Let’s ignore chance for a minute since the other two are tricky as it is. It is a self evident truth that humans have the freedom of choice. It is also true that God has a plan for this world. Some people believe that this plan includes a selection of the people who will be saved or not. By this thinking however, one has to believe that it does not matter how “good” or “bad” a person is because God has already decided their fate. This does not leave any room for redemption or for the choice to turn to or away from God, which obviously, people do. I would argue that God chooses people to be His followers, but he also allows them to freely make that choice. God knows what people will choose, and perhaps He will influence them one way or another, but ultimately, the choice is theirs.
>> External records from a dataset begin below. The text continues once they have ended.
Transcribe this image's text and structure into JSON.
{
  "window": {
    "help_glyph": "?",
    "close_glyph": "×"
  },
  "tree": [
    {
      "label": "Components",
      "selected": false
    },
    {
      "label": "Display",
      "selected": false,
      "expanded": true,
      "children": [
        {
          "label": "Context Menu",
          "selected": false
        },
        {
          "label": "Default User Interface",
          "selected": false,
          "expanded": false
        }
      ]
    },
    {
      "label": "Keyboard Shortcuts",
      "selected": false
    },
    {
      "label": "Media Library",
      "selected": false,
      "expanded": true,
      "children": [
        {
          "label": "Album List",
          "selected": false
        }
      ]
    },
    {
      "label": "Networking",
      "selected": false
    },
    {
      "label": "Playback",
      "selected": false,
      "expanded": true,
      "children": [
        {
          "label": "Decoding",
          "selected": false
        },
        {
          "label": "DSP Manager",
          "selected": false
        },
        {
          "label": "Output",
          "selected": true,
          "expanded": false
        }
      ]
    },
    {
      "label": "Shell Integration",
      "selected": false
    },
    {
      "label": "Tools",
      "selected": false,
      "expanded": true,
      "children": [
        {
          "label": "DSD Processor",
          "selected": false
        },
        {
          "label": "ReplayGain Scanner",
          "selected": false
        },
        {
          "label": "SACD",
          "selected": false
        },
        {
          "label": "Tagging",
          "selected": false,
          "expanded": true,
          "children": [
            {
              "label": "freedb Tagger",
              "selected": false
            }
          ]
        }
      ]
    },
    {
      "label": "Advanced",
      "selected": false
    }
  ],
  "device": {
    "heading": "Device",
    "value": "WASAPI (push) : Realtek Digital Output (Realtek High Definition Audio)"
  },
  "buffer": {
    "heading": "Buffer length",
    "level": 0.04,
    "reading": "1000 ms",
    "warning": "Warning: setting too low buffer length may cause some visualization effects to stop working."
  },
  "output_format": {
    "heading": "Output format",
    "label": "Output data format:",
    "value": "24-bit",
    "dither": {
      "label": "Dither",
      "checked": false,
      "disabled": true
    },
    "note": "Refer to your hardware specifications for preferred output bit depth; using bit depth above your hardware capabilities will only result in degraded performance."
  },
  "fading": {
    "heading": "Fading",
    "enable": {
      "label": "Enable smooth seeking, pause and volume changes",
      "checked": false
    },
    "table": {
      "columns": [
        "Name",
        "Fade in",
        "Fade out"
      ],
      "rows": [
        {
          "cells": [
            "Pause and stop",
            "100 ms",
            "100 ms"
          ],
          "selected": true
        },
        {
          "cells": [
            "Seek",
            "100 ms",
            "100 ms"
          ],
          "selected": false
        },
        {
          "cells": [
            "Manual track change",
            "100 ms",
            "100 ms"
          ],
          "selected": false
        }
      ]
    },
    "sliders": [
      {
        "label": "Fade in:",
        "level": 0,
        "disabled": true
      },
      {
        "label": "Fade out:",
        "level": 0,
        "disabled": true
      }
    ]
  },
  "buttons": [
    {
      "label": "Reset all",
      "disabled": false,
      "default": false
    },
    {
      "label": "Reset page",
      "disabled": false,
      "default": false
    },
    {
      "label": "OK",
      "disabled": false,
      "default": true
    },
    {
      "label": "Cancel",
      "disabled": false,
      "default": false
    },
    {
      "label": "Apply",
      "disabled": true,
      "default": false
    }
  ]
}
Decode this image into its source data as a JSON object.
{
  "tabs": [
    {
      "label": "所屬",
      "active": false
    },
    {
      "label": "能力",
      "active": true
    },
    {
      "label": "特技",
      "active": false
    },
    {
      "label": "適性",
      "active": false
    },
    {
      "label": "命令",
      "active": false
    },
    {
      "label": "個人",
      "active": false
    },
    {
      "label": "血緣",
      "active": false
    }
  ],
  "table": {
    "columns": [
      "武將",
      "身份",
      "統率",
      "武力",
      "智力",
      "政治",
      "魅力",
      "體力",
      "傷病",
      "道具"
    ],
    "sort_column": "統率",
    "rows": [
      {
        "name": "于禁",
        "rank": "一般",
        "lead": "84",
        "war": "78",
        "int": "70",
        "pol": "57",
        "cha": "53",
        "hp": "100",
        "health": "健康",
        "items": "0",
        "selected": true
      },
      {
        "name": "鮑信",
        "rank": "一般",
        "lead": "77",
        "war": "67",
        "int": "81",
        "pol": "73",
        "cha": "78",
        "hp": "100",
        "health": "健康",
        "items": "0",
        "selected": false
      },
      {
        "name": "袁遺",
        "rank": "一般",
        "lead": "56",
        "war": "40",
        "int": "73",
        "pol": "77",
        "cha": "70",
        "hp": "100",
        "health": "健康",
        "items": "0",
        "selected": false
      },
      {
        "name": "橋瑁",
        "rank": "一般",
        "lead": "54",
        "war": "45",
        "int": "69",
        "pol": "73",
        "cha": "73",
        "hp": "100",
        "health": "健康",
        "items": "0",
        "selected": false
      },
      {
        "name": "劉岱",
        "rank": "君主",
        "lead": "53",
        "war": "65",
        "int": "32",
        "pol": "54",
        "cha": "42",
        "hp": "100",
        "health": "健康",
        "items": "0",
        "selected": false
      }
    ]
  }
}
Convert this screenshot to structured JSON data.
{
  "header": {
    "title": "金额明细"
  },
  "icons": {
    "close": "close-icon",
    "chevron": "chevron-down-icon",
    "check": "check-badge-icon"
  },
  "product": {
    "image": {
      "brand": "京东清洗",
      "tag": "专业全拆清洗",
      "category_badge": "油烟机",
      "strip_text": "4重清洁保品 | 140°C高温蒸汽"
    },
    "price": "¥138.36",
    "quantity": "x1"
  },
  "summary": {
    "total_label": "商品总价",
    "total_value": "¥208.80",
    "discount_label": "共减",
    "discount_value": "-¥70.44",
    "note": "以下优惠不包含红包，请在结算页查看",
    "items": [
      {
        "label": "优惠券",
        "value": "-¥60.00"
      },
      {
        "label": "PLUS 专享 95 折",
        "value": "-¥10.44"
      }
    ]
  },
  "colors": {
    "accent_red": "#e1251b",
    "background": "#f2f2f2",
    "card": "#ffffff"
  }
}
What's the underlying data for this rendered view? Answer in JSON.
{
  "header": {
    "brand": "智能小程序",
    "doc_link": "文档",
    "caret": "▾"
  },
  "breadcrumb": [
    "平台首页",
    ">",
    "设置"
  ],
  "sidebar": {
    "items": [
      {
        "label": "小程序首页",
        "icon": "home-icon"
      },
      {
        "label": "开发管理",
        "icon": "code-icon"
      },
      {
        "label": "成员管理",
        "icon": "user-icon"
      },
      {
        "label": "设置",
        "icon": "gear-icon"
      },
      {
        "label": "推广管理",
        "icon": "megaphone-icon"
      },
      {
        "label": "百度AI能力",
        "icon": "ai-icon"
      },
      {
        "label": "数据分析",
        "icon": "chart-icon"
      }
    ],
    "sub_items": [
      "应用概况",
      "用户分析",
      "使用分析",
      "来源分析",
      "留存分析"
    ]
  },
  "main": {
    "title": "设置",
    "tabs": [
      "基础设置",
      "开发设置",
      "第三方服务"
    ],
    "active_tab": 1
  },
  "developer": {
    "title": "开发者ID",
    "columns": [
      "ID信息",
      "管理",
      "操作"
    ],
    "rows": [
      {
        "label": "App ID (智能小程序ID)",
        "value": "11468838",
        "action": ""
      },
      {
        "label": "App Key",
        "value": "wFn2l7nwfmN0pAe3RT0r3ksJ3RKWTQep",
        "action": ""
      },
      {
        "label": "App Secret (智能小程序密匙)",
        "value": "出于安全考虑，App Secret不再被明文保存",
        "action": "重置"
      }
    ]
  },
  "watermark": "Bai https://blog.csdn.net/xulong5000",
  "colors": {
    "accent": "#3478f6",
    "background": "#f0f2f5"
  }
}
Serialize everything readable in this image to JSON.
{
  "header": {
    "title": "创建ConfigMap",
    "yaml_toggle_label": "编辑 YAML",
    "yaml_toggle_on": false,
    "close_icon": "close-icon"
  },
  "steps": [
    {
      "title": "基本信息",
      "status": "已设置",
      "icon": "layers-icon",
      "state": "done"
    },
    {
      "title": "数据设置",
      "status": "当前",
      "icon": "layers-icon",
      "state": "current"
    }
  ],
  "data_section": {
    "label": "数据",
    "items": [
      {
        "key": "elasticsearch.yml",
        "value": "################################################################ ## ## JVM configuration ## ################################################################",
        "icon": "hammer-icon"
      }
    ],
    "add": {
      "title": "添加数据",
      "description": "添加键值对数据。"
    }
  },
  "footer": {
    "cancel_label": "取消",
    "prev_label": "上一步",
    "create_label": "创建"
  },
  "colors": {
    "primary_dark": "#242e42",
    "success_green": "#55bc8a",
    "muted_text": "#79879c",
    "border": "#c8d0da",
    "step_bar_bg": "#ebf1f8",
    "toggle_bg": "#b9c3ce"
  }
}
But how does it work with less theological issues? Is there such a thing as chance or is every single event and situation  planned out? Why do bad things happen? In computer programs, sometimes variables are included. If X, then Y. If Y, then Z. If Z, then X. Perhaps parts of God’s plan allow for chance in this way. Obviously parts of it are fixed; people live and die; the world as we know it will come to an end some day, somehow, but it seems that there is some kind of “if, then” variable in some parts. Perhaps this variable is what we call human nature. This does not leave chance unacounted for because God “programmed” or “designed” human nature, and He allows for it, so it is still under His control.

Bad things happen because there is evil in the world like a virus in a computer program. Human nature was tainted by original sin, which made it impossible for the world to be perfect anymore. God allows bad things to happen as part of the redemption process, and ultimately, He will “fix” everything when the End comes. He could take care of everything instantly, but he doesn’t for a perfectly good reason that I don’t think humans can ever be fully aware of.

Well rheres a first attempt at least. Back to work now! Please leave comments!